[Records excerpted from a collection]
◇ ◇ ◇
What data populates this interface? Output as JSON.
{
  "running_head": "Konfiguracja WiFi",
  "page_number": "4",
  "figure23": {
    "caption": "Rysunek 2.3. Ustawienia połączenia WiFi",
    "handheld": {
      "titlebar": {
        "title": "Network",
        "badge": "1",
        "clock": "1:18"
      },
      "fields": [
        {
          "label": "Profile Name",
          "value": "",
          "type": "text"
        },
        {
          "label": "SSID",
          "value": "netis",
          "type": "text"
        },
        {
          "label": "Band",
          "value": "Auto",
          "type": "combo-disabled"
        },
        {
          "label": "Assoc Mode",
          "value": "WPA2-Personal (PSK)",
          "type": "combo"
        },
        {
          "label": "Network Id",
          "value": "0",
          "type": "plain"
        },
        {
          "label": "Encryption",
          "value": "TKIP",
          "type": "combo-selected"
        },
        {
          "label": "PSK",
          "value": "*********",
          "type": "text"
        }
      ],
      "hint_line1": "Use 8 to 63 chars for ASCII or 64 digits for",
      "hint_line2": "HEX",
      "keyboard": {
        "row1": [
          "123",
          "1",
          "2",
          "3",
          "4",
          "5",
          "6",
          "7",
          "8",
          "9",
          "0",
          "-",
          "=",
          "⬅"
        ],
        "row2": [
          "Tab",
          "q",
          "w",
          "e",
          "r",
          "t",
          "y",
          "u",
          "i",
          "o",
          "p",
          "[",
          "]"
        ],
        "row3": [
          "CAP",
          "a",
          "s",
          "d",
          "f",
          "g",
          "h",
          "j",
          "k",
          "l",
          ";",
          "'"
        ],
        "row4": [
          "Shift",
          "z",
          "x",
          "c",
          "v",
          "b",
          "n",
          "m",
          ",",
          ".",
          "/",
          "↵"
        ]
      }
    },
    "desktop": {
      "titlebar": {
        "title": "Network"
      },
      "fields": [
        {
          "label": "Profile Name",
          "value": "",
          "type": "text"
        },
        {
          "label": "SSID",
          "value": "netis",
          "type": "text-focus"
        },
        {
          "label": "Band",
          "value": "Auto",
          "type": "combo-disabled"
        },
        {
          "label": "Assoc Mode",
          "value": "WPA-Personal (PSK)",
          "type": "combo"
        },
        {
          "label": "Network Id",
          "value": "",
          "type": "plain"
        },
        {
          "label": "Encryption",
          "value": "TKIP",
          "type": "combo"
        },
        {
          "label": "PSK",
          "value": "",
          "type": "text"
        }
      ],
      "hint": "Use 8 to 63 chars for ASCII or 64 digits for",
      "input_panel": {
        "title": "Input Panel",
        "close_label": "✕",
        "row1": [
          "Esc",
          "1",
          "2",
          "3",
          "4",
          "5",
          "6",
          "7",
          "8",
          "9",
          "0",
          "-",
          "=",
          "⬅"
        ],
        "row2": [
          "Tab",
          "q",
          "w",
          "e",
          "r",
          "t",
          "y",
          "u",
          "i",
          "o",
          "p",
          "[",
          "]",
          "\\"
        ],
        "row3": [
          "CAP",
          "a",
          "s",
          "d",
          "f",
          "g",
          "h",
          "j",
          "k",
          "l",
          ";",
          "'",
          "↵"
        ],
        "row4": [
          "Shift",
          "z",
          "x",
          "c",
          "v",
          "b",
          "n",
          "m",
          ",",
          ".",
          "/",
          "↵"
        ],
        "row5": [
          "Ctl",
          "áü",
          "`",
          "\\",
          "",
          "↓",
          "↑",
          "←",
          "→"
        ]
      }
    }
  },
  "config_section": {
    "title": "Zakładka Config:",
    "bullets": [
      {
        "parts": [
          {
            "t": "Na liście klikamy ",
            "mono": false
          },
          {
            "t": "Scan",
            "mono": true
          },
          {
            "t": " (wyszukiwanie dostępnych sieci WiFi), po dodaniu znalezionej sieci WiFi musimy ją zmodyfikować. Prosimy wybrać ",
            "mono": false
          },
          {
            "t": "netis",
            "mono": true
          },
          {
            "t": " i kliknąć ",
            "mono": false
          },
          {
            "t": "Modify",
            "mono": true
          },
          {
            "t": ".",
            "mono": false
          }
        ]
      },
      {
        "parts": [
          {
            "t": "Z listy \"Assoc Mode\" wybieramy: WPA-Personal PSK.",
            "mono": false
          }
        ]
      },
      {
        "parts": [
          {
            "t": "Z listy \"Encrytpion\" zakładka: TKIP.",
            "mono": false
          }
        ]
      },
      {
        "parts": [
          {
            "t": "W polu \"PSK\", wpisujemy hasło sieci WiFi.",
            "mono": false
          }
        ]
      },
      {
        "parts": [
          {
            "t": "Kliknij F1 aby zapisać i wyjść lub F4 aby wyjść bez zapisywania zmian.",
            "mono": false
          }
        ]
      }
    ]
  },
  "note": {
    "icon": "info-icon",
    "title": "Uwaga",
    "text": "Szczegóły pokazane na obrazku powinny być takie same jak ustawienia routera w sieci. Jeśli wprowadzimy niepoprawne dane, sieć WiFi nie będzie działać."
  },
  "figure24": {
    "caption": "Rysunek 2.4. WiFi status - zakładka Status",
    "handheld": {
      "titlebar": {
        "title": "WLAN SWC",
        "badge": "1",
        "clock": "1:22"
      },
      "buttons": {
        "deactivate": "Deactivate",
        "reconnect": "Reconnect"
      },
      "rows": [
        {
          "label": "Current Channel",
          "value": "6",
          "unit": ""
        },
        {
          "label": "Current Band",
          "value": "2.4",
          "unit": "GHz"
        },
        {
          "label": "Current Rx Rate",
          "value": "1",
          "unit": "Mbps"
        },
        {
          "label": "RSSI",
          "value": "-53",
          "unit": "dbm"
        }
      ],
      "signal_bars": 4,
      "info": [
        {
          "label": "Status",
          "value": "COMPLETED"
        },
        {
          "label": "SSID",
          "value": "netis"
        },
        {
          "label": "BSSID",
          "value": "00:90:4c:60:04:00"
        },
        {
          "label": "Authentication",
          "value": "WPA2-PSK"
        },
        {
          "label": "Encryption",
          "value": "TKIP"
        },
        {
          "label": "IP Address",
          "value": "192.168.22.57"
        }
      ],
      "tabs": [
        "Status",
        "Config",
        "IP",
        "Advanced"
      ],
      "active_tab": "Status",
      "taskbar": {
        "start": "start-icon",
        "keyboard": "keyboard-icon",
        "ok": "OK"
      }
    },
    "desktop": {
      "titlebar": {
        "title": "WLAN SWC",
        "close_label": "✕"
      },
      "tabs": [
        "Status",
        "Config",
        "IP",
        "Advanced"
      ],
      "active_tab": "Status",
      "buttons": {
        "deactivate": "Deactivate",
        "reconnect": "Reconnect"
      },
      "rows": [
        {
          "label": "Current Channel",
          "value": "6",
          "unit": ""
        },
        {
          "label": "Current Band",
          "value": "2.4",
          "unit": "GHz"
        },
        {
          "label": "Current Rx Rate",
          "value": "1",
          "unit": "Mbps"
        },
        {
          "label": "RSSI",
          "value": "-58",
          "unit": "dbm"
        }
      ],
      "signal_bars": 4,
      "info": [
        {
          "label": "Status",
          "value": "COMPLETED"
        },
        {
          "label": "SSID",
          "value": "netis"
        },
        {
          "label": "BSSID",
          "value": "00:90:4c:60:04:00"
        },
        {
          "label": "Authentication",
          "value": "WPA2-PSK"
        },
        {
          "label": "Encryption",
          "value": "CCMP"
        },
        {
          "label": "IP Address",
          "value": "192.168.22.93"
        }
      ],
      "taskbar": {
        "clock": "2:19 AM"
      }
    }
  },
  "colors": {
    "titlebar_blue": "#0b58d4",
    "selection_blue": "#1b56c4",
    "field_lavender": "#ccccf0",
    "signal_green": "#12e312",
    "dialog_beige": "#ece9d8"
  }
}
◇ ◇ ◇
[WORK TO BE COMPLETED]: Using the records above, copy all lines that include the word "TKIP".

[YOUR RESPONSE]:
          "value": "TKIP",
          "value": "TKIP",
            "t": "Z listy \"Encrytpion\" zakładka: TKIP.",
          "value": "TKIP"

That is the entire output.